Besides my young age, and the fact that the repulsive politics of the Baathists was never among my list of favourite interests, there were the words of wisdom that vigilant Iraqi parents imparted to their children from their tender ages. They repeatedly admonished them to keep their distance from politics: “Politics bring disastrous consequences, simply because it involves taking sides. It is delusion to imagine that one can please one side without upsetting the other, irrespective of how prudent and tactful one could be”. And this was the precise sapience that my parents had instilled into me. I suppose it was extreme fear and infinite caution that were subconsciously steering me, and which were behind my clumsy and maladroit, but nevertheless fitting, performance for such an unpredictable situation as I had encountered.

Al-mukhtar thanked me, ‘Shukrann Bnaytee, Thanks, kiddo’. Well, after those errors, Al-mukhtar apparently brought me one rank down. I was daughter at the start but ‘kiddo’ at the end.

The three marched together towards a car parked a few meters away, opposite my house. I returned to the door that I had left open. It seemed to take me ages to cross those seven or eight meters of the front lawn. I went inside, and with one sweeping glance I saw them driving off. I closed the door and dashed like a thunderbolt into the kitchen with a piercing shriek.
‘Mum, mum’, I cried, pointing to the door and babbling breathlessly, ‘here, door, forms, Almukhtaar, three, here, gate’.
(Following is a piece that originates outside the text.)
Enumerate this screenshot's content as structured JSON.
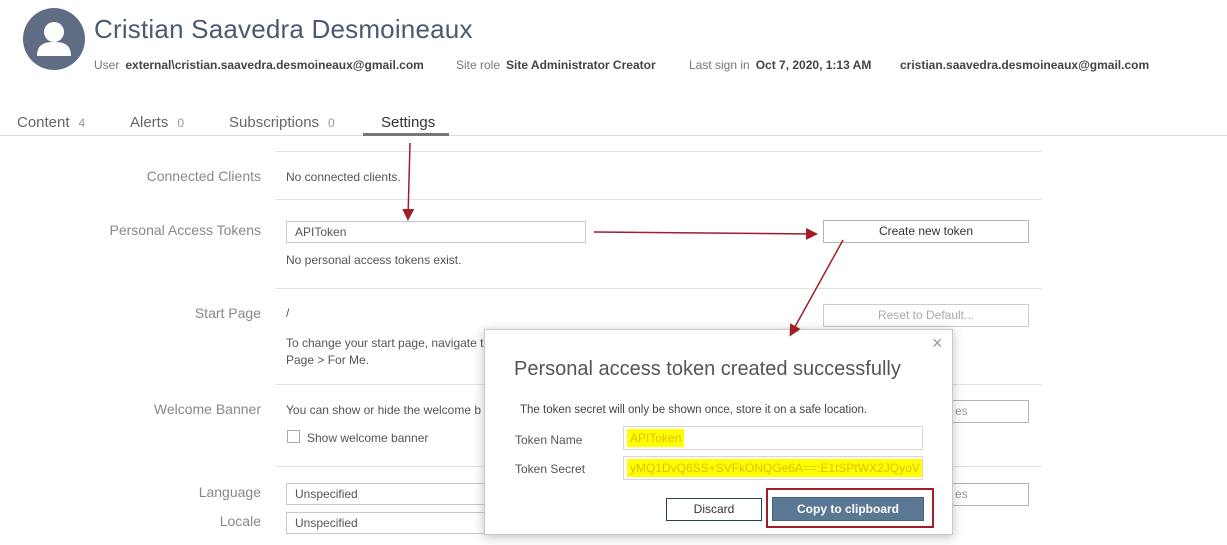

Mum was startled and dropped the strainer she held in her hand. Not getting much of my incoherence, she ran towards the door, thinking some danger lay out there.
Laa Mamma, Laa, No mum, no, don't, I cried out. I ran after her, and caught up with her halfway through the hall, and grabbed hold of her from the back, untying the strings of her apron.
She stopped, white as a ghost, bewildered and lost, undecided what to do, whether to move towards the door, or away from it.
Ma-eeth what? Ma-nni who? e-kkaa where?' she started jabbering, in Aramaic now.

On realizing the frenzy I had caused, I gestured ‘halt’ with my palms. Paranoid about being spied on, and despite seeing them drive off, I cautiously hid behind drawn drapery and peered through the window, making certain no one was at the gate sleuthing or eavesdropping.

Terrified, disorientated and her fear skyrocketing, mum tailed me, seizing my shoulders. Having ensured that our secrecy and privacy were secure, I grabbed her by the arm, walked her to the living room, and got her seated on the couch.
Lamm-en… Al-aama … were here… at our gate…’, I whispered breathlessly, while I stood in front of her gesturing with my hands. ‘They asked me… questions… about…’ Having become entirely feeble and incapable of carrying on, I slumped onto the couch next to her and sobbed my chest out.

To Be Continued.......